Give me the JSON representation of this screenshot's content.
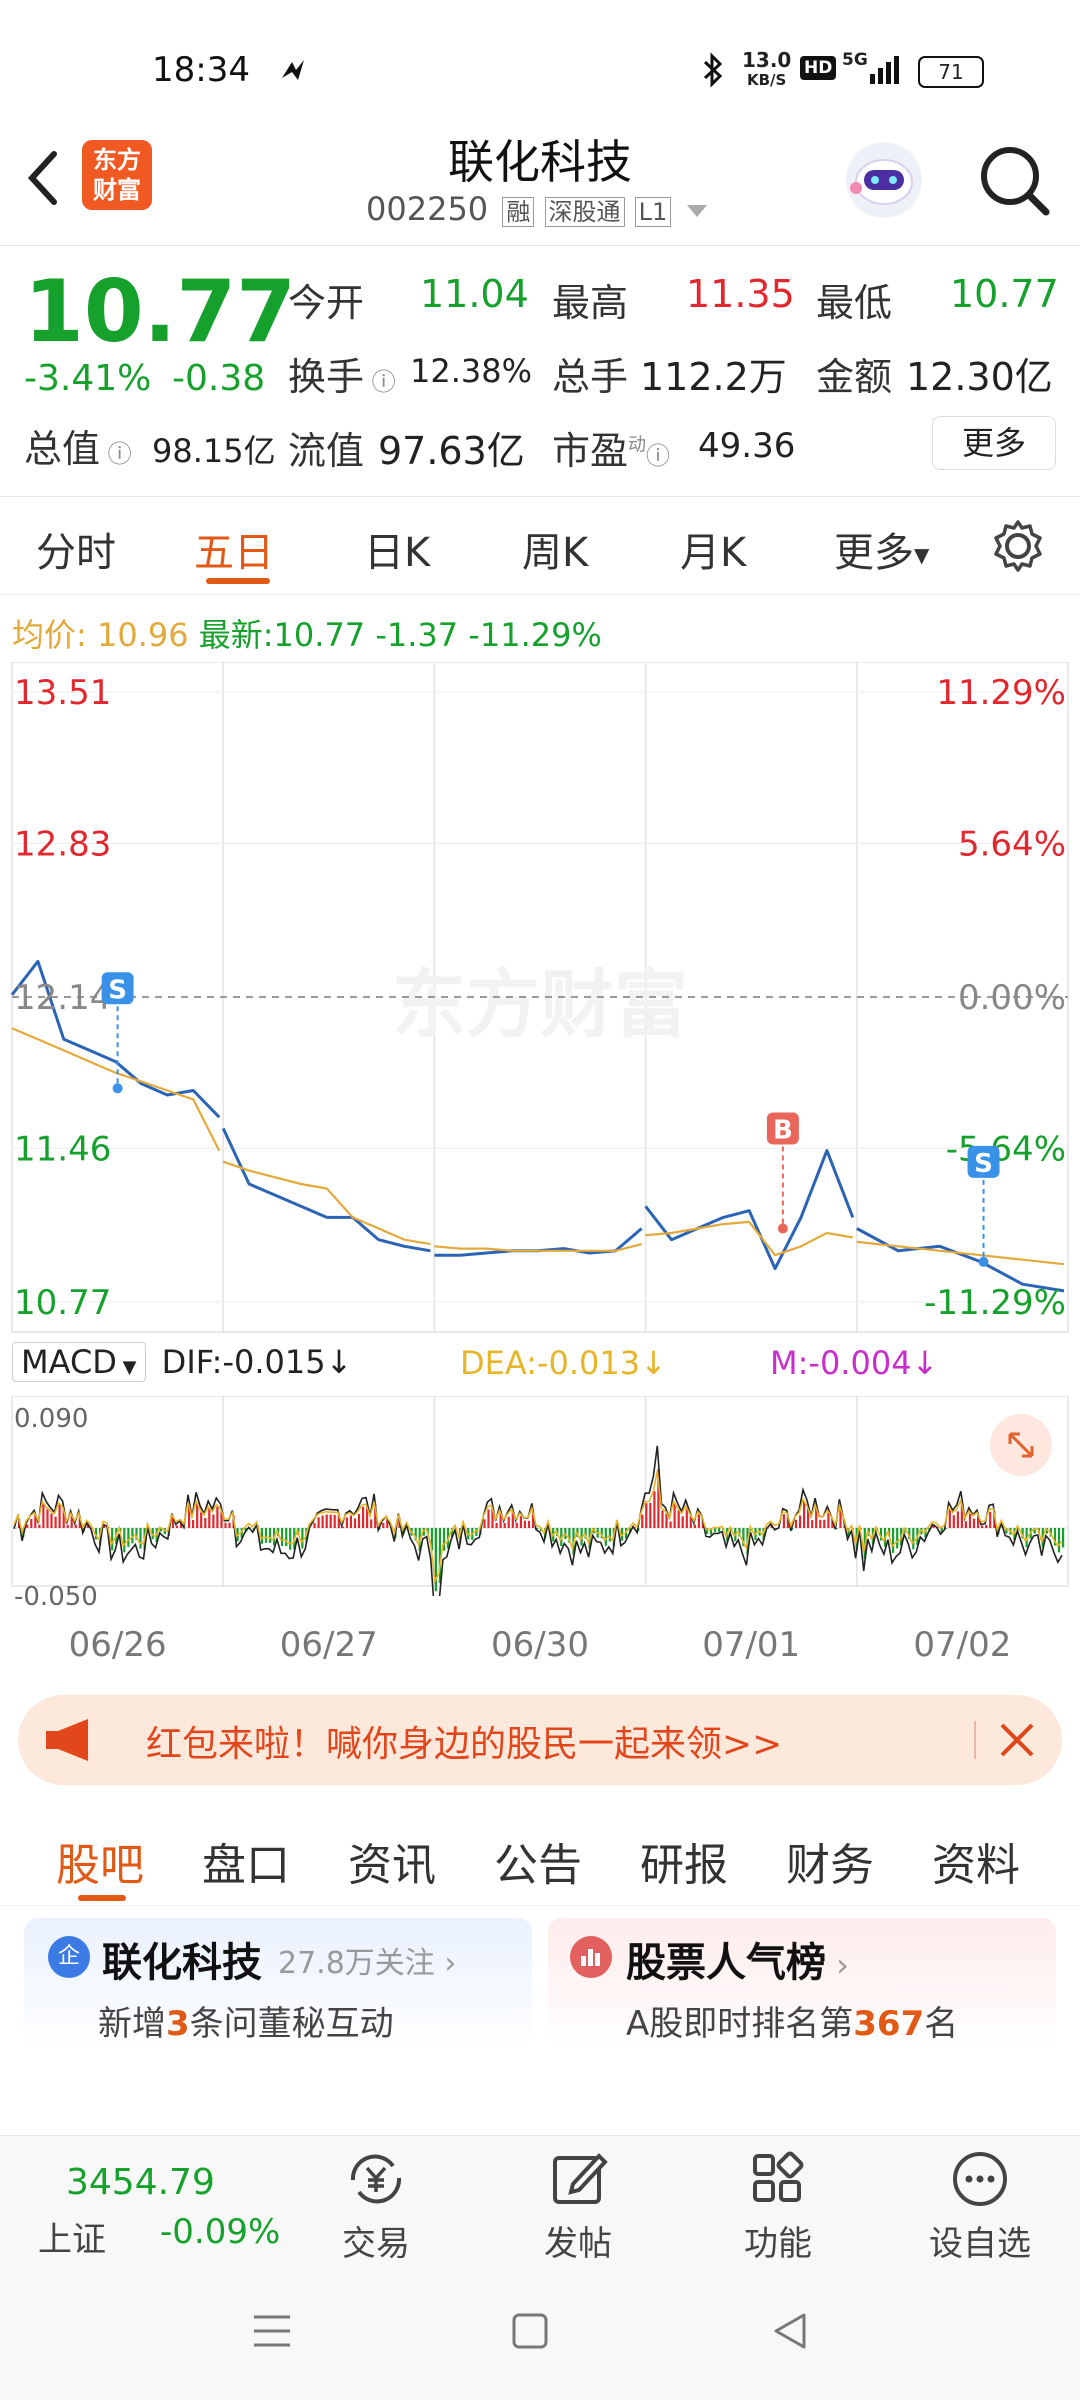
{
  "status_bar": {
    "time": "18:34",
    "net_speed": "13.0",
    "net_unit": "KB/S",
    "hd": "HD",
    "signal": "5G",
    "battery": "71"
  },
  "header": {
    "logo_text_1": "东方",
    "logo_text_2": "财富",
    "title": "联化科技",
    "code": "002250",
    "tag_rong": "融",
    "tag_sgt": "深股通",
    "tag_level": "L1"
  },
  "quote": {
    "price": "10.77",
    "change_pct": "-3.41%",
    "change": "-0.38",
    "open_label": "今开",
    "open": "11.04",
    "high_label": "最高",
    "high": "11.35",
    "low_label": "最低",
    "low": "10.77",
    "turnover_label": "换手",
    "turnover": "12.38%",
    "volume_label": "总手",
    "volume": "112.2万",
    "amount_label": "金额",
    "amount": "12.30亿",
    "mcap_label": "总值",
    "mcap": "98.15亿",
    "float_label": "流值",
    "float": "97.63亿",
    "pe_label": "市盈",
    "pe_sup": "动",
    "pe": "49.36",
    "more": "更多"
  },
  "tabs": [
    "分时",
    "五日",
    "日K",
    "周K",
    "月K",
    "更多"
  ],
  "active_tab": 1,
  "info_line": {
    "avg_label": "均价:",
    "avg": "10.96",
    "latest_label": "最新:",
    "latest": "10.77",
    "chg": "-1.37",
    "chg_pct": "-11.29%"
  },
  "watermark": "东方财富",
  "macd": {
    "selector": "MACD",
    "dif": "DIF:-0.015",
    "dea": "DEA:-0.013",
    "m": "M:-0.004",
    "top": "0.090",
    "bottom": "-0.050"
  },
  "chart_data": {
    "type": "line",
    "title": "",
    "x_days": [
      "06/26",
      "06/27",
      "06/30",
      "07/01",
      "07/02"
    ],
    "y_left_ticks": [
      "13.51",
      "12.83",
      "12.14",
      "11.46",
      "10.77"
    ],
    "y_right_ticks": [
      "11.29%",
      "5.64%",
      "0.00%",
      "-5.64%",
      "-11.29%"
    ],
    "ylim": [
      10.77,
      13.51
    ],
    "prev_close": 12.14,
    "grid": true,
    "series": [
      {
        "name": "",
        "color": "#2b63b5",
        "values": [
          12.15,
          12.3,
          11.95,
          11.9,
          11.85,
          11.75,
          11.7,
          11.72,
          11.6,
          11.55,
          11.3,
          11.25,
          11.2,
          11.15,
          11.15,
          11.05,
          11.02,
          11.0,
          10.98,
          10.98,
          10.99,
          11.0,
          11.0,
          11.01,
          10.99,
          11.0,
          11.1,
          11.2,
          11.05,
          11.1,
          11.15,
          11.18,
          10.92,
          11.15,
          11.45,
          11.15,
          11.1,
          11.0,
          11.02,
          10.95,
          10.85,
          10.82
        ]
      },
      {
        "name": "",
        "color": "#e3a93a",
        "values": [
          12.0,
          11.95,
          11.9,
          11.85,
          11.8,
          11.76,
          11.72,
          11.68,
          11.45,
          11.4,
          11.36,
          11.33,
          11.3,
          11.28,
          11.15,
          11.1,
          11.05,
          11.03,
          11.02,
          11.01,
          11.01,
          11.0,
          11.0,
          11.0,
          11.0,
          11.0,
          11.03,
          11.07,
          11.08,
          11.1,
          11.12,
          11.13,
          10.98,
          11.02,
          11.08,
          11.06,
          11.04,
          11.02,
          11.0,
          10.98,
          10.96,
          10.94
        ]
      }
    ],
    "markers": [
      {
        "label": "S",
        "day": 0,
        "at": 0.5,
        "price": 11.73,
        "color": "#3a92e8"
      },
      {
        "label": "B",
        "day": 3,
        "at": 0.65,
        "price": 11.1,
        "color": "#e8675a"
      },
      {
        "label": "S",
        "day": 4,
        "at": 0.6,
        "price": 10.95,
        "color": "#3a92e8"
      }
    ]
  },
  "banner": {
    "text": "红包来啦！喊你身边的股民一起来领>>"
  },
  "subtabs": [
    "股吧",
    "盘口",
    "资讯",
    "公告",
    "研报",
    "财务",
    "资料"
  ],
  "card_left": {
    "badge": "企",
    "title": "联化科技",
    "follow": "27.8万关注",
    "line_pre": "新增",
    "line_num": "3",
    "line_post": "条问董秘互动"
  },
  "card_right": {
    "title": "股票人气榜",
    "line_pre": "A股即时排名第",
    "line_num": "367",
    "line_post": "名"
  },
  "bottom": {
    "index_value": "3454.79",
    "index_name": "上证",
    "index_chg": "-0.09%",
    "trade": "交易",
    "post": "发帖",
    "func": "功能",
    "watch": "设自选"
  }
}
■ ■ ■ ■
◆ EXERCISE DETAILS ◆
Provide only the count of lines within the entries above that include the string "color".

◆ ANSWER TO THE EXERCISE ◆
5